Although a cheese steak sub with extra bacon may be an unconventional breakfast for many, for Paul Snow, it sure beats the only alternative.
“I’d rather have a hot meal here than breakfast at my shelter,” the 28-year-old aspiring tattoo artist said as he buried his teeth in the enormous sandwich.
Snow, who is homeless, was the first customer of the day at a Subway sandwich shop on the outskirts of the gritty Tenderloin district. But instead of paying cash, he used a debit card that deducted the purchase from his food stamp benefits account.
San Francisco is the first locale in the state to offer the option of spending food stamps in restaurants. Previously, food stamps could be used only to buy unprepared foods, a problem for those with no place to store or cook food, said Leo O’Farrell, director of the food stamp program for the San Francisco County Department of Human Services. Older and disabled people who cannot cook for themselves also suffered.
Under the new San Francisco program that began this month, the city’s approximately 4,000 homeless and 2,000 elderly and disabled recipients of food stamps can use their benefits to buy warm meals in several restaurants -- most of them Subway shops -- throughout the city.
The new option, O’Farrell said, allows people to get healthy meals when they might have used the food stamps to purchase snacks. “It’s a fresh alternative for the homeless and needy,” he said.
The program may spread to other California communities.
“Given how difficult it is for most homeless people to prepare even basic meals, we will encourage local officials to implement a similar program in Los Angeles County,” said Mitchell Netburn, executive director of the Los Angeles Homeless Services Authority.
In San Francisco, 14 restaurants -- 13 Subway shops and a mom-and-pop diner -- accept the special food stamp debit cards.
But while applauding the new measure, advocates for the homeless also are asking why it took so long to implement.
“People are happy about it, but it’s about 13 years too late,” said Jennifer Friedenbach, project coordinator for the San Francisco Coalition on Homelessness.
Changes in federal food stamp rules made it possible for the homeless to use food stamps in restaurants in 1990, and disabled people and seniors have been able to do so since 1974.
But local and state authorities have been slow to implement the change. Only 19 states, including California, offer the food stamp restaurant meals program.
Dan Celestina, a development agent for Subway restaurants in San Francisco, said the sandwich chain was a perfect match for the program, and that stores have been serving 20 to 30 food stamp customers a day.
He predicted that the program would catch on in other counties and at other Subways throughout California.
“It’s really a local initiative,” he said, adding: “The L.A. market would probably want to jump on this right away.”
Although many restaurant owners might be reluctant to adopt any program that would bring homeless customers to their establishments, Hal Sieling, a restaurant consultant based in Carlsbad, said the decision by Subway was a good one.

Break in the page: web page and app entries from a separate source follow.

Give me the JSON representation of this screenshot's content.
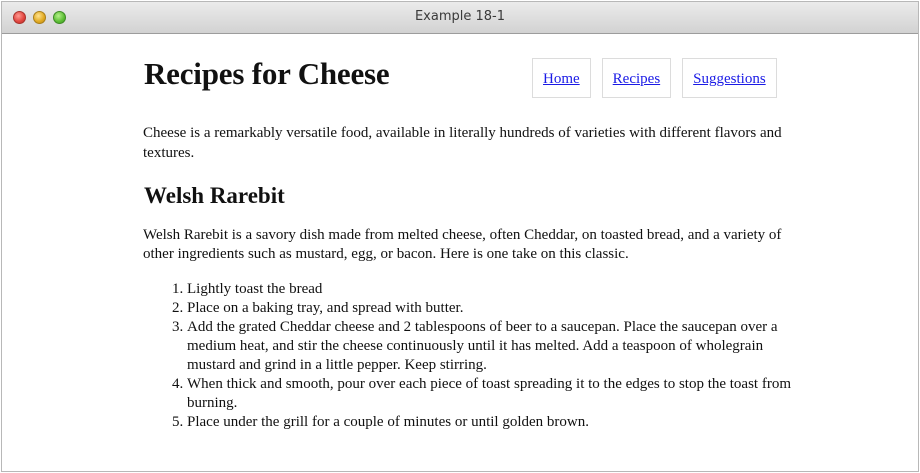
{
  "window": {
    "title": "Example 18-1"
  },
  "header": {
    "title": "Recipes for Cheese",
    "nav": [
      {
        "label": "Home"
      },
      {
        "label": "Recipes"
      },
      {
        "label": "Suggestions"
      }
    ]
  },
  "intro": "Cheese is a remarkably versatile food, available in literally hundreds of varieties with different flavors and textures.",
  "section": {
    "title": "Welsh Rarebit",
    "description": "Welsh Rarebit is a savory dish made from melted cheese, often Cheddar, on toasted bread, and a variety of other ingredients such as mustard, egg, or bacon. Here is one take on this classic.",
    "steps": [
      "Lightly toast the bread",
      "Place on a baking tray, and spread with butter.",
      "Add the grated Cheddar cheese and 2 tablespoons of beer to a saucepan. Place the saucepan over a medium heat, and stir the cheese continuously until it has melted. Add a teaspoon of wholegrain mustard and grind in a little pepper. Keep stirring.",
      "When thick and smooth, pour over each piece of toast spreading it to the edges to stop the toast from burning.",
      "Place under the grill for a couple of minutes or until golden brown."
    ]
  },
  "icons": {
    "close": "close-button-icon",
    "minimize": "minimize-button-icon",
    "zoom": "zoom-button-icon"
  }
}
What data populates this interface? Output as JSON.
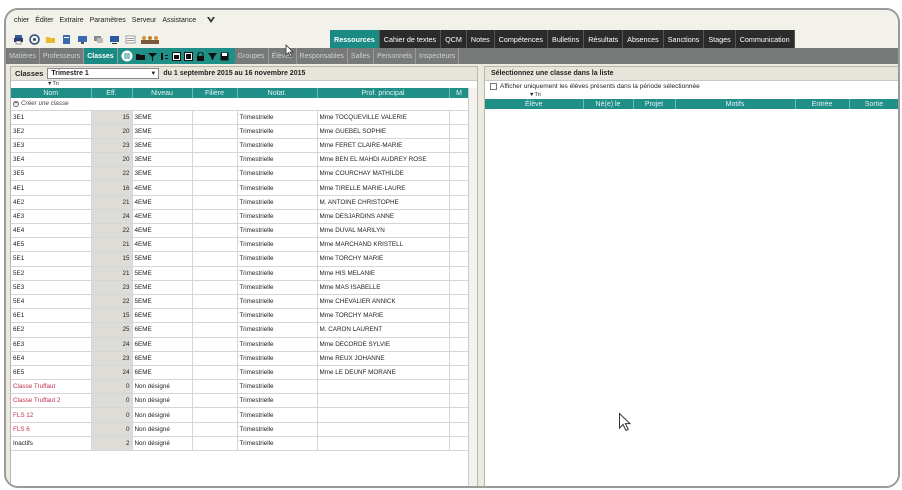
{
  "menu": [
    "chier",
    "Éditer",
    "Extraire",
    "Paramètres",
    "Serveur",
    "Assistance"
  ],
  "topnav": [
    "Ressources",
    "Cahier de textes",
    "QCM",
    "Notes",
    "Compétences",
    "Bulletins",
    "Résultats",
    "Absences",
    "Sanctions",
    "Stages",
    "Communication"
  ],
  "secnav_left": [
    "Matières",
    "Professeurs",
    "Classes"
  ],
  "secnav_right": [
    "Groupes",
    "Élèves",
    "Responsables",
    "Salles",
    "Personnels",
    "Inspecteurs"
  ],
  "left": {
    "label": "Classes",
    "period": "Trimestre 1",
    "range": "du 1 septembre 2015 au 16 novembre 2015",
    "sort_label": "Tri",
    "columns": [
      "Nom",
      "Eff.",
      "Niveau",
      "Filière",
      "Notat.",
      "Prof. principal",
      "M"
    ],
    "create_label": "Créer une classe",
    "rows": [
      {
        "nom": "3E1",
        "eff": "15",
        "niveau": "3EME",
        "filiere": "",
        "notat": "Trimestrielle",
        "prof": "Mme TOCQUEVILLE VALERIE",
        "red": false
      },
      {
        "nom": "3E2",
        "eff": "20",
        "niveau": "3EME",
        "filiere": "",
        "notat": "Trimestrielle",
        "prof": "Mme GUEBEL SOPHIE",
        "red": false
      },
      {
        "nom": "3E3",
        "eff": "23",
        "niveau": "3EME",
        "filiere": "",
        "notat": "Trimestrielle",
        "prof": "Mme FERET CLAIRE-MARIE",
        "red": false
      },
      {
        "nom": "3E4",
        "eff": "20",
        "niveau": "3EME",
        "filiere": "",
        "notat": "Trimestrielle",
        "prof": "Mme BEN EL MAHDI AUDREY ROSE",
        "red": false
      },
      {
        "nom": "3E5",
        "eff": "22",
        "niveau": "3EME",
        "filiere": "",
        "notat": "Trimestrielle",
        "prof": "Mme COURCHAY MATHILDE",
        "red": false
      },
      {
        "nom": "4E1",
        "eff": "16",
        "niveau": "4EME",
        "filiere": "",
        "notat": "Trimestrielle",
        "prof": "Mme TIRELLE MARIE-LAURE",
        "red": false
      },
      {
        "nom": "4E2",
        "eff": "21",
        "niveau": "4EME",
        "filiere": "",
        "notat": "Trimestrielle",
        "prof": "M. ANTOINE CHRISTOPHE",
        "red": false
      },
      {
        "nom": "4E3",
        "eff": "24",
        "niveau": "4EME",
        "filiere": "",
        "notat": "Trimestrielle",
        "prof": "Mme DESJARDINS ANNE",
        "red": false
      },
      {
        "nom": "4E4",
        "eff": "22",
        "niveau": "4EME",
        "filiere": "",
        "notat": "Trimestrielle",
        "prof": "Mme DUVAL MARILYN",
        "red": false
      },
      {
        "nom": "4E5",
        "eff": "21",
        "niveau": "4EME",
        "filiere": "",
        "notat": "Trimestrielle",
        "prof": "Mme MARCHAND KRISTELL",
        "red": false
      },
      {
        "nom": "5E1",
        "eff": "15",
        "niveau": "5EME",
        "filiere": "",
        "notat": "Trimestrielle",
        "prof": "Mme TORCHY MARIE",
        "red": false
      },
      {
        "nom": "5E2",
        "eff": "21",
        "niveau": "5EME",
        "filiere": "",
        "notat": "Trimestrielle",
        "prof": "Mme HIS MELANIE",
        "red": false
      },
      {
        "nom": "5E3",
        "eff": "23",
        "niveau": "5EME",
        "filiere": "",
        "notat": "Trimestrielle",
        "prof": "Mme MAS ISABELLE",
        "red": false
      },
      {
        "nom": "5E4",
        "eff": "22",
        "niveau": "5EME",
        "filiere": "",
        "notat": "Trimestrielle",
        "prof": "Mme CHEVALIER ANNICK",
        "red": false
      },
      {
        "nom": "6E1",
        "eff": "15",
        "niveau": "6EME",
        "filiere": "",
        "notat": "Trimestrielle",
        "prof": "Mme TORCHY MARIE",
        "red": false
      },
      {
        "nom": "6E2",
        "eff": "25",
        "niveau": "6EME",
        "filiere": "",
        "notat": "Trimestrielle",
        "prof": "M. CARON LAURENT",
        "red": false
      },
      {
        "nom": "6E3",
        "eff": "24",
        "niveau": "6EME",
        "filiere": "",
        "notat": "Trimestrielle",
        "prof": "Mme DECORDE SYLVIE",
        "red": false
      },
      {
        "nom": "6E4",
        "eff": "23",
        "niveau": "6EME",
        "filiere": "",
        "notat": "Trimestrielle",
        "prof": "Mme REUX JOHANNE",
        "red": false
      },
      {
        "nom": "6E5",
        "eff": "24",
        "niveau": "6EME",
        "filiere": "",
        "notat": "Trimestrielle",
        "prof": "Mme LE DEUNF MORANE",
        "red": false
      },
      {
        "nom": "Classe Truffaut",
        "eff": "0",
        "niveau": "Non désigné",
        "filiere": "",
        "notat": "Trimestrielle",
        "prof": "",
        "red": true
      },
      {
        "nom": "Classe Truffaut 2",
        "eff": "0",
        "niveau": "Non désigné",
        "filiere": "",
        "notat": "Trimestrielle",
        "prof": "",
        "red": true
      },
      {
        "nom": "FLS 12",
        "eff": "0",
        "niveau": "Non désigné",
        "filiere": "",
        "notat": "Trimestrielle",
        "prof": "",
        "red": true
      },
      {
        "nom": "FLS 6",
        "eff": "0",
        "niveau": "Non désigné",
        "filiere": "",
        "notat": "Trimestrielle",
        "prof": "",
        "red": true
      },
      {
        "nom": "Inactifs",
        "eff": "2",
        "niveau": "Non désigné",
        "filiere": "",
        "notat": "Trimestrielle",
        "prof": "",
        "red": false
      }
    ]
  },
  "right": {
    "title": "Sélectionnez une classe dans la liste",
    "option_label": "Afficher uniquement les élèves présents dans la période sélectionnée",
    "sort_label": "Tri",
    "columns": [
      "Élève",
      "Né(e) le",
      "Projet",
      "Motifs",
      "Entrée",
      "Sortie"
    ]
  },
  "colors": {
    "accent": "#1f8f88",
    "dark_nav": "#2b2b2b",
    "red_text": "#c0304a"
  }
}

“I think they’d be fools to say no,” Sieling said. “The same guy could come in tomorrow with money.”
Holding a fistful of receipts from food stamp customers at the Tenderloin district Subway shop, employee Johnny Monteverde said more and more people are coming after seeing a sign advertising the program.
Many homeless people come in for breakfast after a night on the streets, Monteverde said. “Almost all of my first customers use food stamps,” he said. “They come in and check their balance, and if they have enough money, they buy something.”

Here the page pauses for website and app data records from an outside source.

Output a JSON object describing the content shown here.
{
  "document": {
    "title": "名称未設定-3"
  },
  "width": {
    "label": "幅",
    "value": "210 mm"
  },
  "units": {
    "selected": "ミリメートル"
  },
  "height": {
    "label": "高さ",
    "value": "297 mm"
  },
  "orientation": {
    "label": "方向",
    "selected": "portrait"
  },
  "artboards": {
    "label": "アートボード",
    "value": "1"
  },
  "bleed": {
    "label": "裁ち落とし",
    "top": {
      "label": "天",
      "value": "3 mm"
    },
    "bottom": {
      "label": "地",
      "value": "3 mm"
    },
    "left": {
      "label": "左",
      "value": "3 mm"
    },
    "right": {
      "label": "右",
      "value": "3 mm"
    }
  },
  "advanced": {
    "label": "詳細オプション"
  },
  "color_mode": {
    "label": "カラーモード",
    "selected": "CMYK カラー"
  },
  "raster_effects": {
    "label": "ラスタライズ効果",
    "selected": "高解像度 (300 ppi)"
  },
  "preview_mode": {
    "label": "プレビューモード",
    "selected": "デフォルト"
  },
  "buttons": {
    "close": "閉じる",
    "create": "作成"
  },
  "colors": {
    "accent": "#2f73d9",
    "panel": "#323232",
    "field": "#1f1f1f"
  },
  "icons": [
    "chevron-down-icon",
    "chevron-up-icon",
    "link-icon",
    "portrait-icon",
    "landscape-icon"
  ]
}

But the new program is not without its glitches.
After checking with his case manager and verifying that he had $115 in his food stamp account, Ken Taylor recently went straight to a Subway for a steak sandwich, only to have his card rejected. After calling his case manager on a borrowed cell phone, Taylor was told that he would have to wait several hours because his account had not been properly credited.
“I’m starving and I smell the aroma of steak,” said Taylor, who lives in a nearby single-room occupancy hotel with no kitchen and works odd jobs to get by. “I’m 280 pounds, man. I need some food.... What if I had a family?”